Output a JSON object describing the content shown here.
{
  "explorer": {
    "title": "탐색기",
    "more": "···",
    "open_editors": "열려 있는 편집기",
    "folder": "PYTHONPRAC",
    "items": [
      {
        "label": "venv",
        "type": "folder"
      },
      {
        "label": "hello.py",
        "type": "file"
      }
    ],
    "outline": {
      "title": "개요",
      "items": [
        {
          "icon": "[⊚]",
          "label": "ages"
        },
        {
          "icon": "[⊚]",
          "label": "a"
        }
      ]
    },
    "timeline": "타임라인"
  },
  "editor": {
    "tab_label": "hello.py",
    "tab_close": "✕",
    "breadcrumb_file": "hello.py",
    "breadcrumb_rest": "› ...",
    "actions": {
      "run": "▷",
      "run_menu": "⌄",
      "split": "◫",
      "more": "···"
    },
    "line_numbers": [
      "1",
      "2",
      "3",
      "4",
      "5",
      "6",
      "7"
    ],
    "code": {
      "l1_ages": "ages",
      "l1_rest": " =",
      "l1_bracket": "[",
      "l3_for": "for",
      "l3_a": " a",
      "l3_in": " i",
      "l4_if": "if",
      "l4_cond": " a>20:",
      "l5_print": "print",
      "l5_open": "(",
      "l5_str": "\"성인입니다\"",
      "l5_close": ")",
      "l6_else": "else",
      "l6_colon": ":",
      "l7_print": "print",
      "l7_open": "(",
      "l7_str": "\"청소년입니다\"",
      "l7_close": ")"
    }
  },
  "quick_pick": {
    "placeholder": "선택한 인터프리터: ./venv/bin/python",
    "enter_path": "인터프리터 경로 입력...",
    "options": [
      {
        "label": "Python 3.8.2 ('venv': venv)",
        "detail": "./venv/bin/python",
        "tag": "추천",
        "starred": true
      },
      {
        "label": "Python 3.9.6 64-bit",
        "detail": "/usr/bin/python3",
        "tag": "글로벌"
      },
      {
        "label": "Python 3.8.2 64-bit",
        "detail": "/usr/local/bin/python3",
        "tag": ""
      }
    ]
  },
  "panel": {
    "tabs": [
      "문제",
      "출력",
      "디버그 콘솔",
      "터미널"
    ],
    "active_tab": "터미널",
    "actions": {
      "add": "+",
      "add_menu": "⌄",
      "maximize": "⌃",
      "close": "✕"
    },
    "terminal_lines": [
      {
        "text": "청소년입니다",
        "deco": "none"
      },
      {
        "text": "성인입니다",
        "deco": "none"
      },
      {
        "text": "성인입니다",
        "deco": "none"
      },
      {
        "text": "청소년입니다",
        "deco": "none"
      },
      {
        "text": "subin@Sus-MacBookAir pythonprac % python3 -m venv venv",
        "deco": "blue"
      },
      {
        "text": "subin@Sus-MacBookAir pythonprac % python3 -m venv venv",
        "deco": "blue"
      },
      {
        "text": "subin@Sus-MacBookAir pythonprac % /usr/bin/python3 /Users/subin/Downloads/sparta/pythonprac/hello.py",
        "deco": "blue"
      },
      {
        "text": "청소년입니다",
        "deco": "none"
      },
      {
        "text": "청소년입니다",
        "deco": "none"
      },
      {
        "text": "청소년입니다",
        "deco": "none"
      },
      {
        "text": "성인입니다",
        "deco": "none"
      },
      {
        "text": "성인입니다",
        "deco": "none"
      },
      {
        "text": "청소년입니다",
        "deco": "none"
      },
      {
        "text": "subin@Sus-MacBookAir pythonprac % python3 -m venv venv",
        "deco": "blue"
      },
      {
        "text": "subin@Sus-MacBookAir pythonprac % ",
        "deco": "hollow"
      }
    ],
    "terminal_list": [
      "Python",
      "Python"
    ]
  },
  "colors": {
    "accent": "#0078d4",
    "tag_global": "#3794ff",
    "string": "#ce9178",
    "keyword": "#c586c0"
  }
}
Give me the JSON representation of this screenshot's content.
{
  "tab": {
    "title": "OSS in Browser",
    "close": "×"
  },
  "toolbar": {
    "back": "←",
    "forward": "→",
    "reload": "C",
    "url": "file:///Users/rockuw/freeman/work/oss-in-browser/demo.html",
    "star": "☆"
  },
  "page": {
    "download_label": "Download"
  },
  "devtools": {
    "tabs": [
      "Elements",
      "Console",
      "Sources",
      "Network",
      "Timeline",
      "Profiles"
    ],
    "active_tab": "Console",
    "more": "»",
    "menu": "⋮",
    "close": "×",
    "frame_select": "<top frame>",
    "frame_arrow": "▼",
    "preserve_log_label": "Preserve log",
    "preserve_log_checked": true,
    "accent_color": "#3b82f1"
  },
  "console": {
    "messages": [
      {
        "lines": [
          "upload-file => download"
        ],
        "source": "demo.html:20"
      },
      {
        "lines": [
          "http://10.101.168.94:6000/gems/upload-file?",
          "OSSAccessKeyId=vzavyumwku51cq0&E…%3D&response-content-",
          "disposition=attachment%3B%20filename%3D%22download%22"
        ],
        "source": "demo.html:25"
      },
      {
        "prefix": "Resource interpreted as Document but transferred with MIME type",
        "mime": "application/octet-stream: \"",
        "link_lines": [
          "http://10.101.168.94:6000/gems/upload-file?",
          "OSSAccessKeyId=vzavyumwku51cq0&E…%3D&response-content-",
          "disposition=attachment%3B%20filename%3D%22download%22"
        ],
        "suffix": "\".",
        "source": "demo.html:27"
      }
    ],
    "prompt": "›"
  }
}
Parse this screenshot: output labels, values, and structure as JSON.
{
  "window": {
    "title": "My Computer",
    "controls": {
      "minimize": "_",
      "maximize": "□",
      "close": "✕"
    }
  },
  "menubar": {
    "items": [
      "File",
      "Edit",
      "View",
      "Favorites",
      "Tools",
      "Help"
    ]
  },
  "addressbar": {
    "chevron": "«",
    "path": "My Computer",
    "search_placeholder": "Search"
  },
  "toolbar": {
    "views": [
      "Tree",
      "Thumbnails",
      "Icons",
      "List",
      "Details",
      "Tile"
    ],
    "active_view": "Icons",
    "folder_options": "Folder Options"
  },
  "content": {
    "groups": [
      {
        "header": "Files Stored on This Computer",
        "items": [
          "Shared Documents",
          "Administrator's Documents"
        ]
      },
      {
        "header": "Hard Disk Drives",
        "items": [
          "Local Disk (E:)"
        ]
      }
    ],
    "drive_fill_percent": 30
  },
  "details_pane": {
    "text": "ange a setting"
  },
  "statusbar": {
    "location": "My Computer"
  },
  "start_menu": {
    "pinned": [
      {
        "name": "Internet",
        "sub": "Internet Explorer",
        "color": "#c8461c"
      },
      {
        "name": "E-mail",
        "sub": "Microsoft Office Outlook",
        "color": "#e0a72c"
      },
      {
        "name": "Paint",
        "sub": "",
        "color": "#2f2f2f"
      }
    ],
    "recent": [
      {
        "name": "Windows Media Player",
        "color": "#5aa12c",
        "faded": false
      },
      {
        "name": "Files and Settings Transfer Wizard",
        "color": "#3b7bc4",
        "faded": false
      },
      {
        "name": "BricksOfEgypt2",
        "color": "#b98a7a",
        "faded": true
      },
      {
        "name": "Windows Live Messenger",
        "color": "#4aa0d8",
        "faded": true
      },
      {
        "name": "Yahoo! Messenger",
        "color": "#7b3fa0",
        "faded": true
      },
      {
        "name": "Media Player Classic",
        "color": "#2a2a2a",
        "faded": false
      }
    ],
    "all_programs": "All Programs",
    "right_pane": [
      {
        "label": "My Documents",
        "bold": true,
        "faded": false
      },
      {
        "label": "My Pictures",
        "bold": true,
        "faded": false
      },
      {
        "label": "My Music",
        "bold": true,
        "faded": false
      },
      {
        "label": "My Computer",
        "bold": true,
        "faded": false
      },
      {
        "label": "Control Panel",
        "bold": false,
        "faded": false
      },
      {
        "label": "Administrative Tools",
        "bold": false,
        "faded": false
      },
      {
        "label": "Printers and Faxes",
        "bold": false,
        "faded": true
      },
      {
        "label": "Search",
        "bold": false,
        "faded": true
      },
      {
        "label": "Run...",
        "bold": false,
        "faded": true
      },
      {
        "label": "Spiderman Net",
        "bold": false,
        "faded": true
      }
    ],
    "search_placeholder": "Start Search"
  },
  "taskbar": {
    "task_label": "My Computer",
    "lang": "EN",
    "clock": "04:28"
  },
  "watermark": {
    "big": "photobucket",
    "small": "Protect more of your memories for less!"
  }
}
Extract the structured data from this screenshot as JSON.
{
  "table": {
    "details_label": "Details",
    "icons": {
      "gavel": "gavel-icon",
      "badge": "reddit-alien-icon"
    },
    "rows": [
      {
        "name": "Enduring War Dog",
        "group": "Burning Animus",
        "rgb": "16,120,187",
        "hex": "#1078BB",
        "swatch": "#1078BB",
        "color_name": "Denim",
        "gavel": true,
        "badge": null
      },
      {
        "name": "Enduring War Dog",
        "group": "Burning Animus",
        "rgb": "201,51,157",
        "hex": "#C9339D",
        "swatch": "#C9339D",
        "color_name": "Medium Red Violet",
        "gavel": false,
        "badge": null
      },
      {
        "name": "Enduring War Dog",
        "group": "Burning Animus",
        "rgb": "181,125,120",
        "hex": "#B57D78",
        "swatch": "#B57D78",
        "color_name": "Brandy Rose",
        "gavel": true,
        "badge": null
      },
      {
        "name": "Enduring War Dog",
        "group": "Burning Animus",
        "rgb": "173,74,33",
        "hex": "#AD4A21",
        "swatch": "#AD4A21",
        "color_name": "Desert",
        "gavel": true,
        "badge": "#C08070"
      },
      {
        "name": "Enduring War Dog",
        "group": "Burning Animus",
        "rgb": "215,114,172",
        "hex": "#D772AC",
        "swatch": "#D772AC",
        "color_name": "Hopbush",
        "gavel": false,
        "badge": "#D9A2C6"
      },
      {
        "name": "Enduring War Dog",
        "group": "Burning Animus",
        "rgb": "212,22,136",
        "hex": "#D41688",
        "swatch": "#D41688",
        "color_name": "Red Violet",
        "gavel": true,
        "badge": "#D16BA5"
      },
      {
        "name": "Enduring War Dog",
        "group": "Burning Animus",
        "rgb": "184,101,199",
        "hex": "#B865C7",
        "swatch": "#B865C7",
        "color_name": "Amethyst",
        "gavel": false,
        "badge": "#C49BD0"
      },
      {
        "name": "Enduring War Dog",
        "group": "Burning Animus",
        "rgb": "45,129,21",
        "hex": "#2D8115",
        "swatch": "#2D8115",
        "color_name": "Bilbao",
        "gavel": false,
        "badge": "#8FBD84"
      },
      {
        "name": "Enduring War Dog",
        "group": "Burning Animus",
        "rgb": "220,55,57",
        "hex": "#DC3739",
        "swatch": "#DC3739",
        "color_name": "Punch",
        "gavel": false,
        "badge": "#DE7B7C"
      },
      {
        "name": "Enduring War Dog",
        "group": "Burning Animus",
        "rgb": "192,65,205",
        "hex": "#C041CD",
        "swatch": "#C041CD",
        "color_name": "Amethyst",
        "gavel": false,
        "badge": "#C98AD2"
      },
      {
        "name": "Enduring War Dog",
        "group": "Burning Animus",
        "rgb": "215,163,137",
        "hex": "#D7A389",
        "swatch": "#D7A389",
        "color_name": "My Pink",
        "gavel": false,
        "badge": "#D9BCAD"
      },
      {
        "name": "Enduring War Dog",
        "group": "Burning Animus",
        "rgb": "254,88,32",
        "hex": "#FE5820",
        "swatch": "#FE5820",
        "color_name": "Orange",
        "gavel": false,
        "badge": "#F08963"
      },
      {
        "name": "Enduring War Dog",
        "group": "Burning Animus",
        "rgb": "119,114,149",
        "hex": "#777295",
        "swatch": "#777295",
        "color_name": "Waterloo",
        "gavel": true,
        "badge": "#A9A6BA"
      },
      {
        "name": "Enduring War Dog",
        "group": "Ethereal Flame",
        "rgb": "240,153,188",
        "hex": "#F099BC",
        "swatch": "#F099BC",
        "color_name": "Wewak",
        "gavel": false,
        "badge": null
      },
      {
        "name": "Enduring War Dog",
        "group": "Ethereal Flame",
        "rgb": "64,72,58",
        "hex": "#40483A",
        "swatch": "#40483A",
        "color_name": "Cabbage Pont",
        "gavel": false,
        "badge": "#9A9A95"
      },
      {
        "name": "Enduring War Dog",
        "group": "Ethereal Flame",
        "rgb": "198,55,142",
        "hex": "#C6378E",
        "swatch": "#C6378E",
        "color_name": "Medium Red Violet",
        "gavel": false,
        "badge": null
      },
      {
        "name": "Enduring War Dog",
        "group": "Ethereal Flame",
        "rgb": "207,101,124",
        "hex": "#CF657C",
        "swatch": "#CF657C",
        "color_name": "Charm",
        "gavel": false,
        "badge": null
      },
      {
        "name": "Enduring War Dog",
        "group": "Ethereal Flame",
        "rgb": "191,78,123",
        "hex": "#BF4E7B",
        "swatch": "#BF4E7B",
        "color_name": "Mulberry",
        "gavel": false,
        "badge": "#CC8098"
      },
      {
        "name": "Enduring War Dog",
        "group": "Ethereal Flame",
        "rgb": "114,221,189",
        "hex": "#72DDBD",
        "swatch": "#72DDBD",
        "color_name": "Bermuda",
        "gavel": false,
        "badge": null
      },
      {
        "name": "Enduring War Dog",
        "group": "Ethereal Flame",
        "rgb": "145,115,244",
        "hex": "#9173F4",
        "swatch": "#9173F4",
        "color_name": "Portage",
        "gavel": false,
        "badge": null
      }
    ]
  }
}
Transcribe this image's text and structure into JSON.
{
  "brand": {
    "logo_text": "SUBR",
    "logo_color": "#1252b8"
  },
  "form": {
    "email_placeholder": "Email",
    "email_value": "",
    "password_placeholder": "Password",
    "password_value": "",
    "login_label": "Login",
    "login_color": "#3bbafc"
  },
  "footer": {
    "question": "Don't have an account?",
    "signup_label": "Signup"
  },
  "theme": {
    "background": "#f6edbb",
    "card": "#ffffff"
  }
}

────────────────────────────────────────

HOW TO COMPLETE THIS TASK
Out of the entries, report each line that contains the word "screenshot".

RESULT FOR THIS TASK
Give me the JSON representation of this screenshot's content.
Parse this screenshot: output labels, values, and structure as JSON.
Extract the structured data from this screenshot as JSON.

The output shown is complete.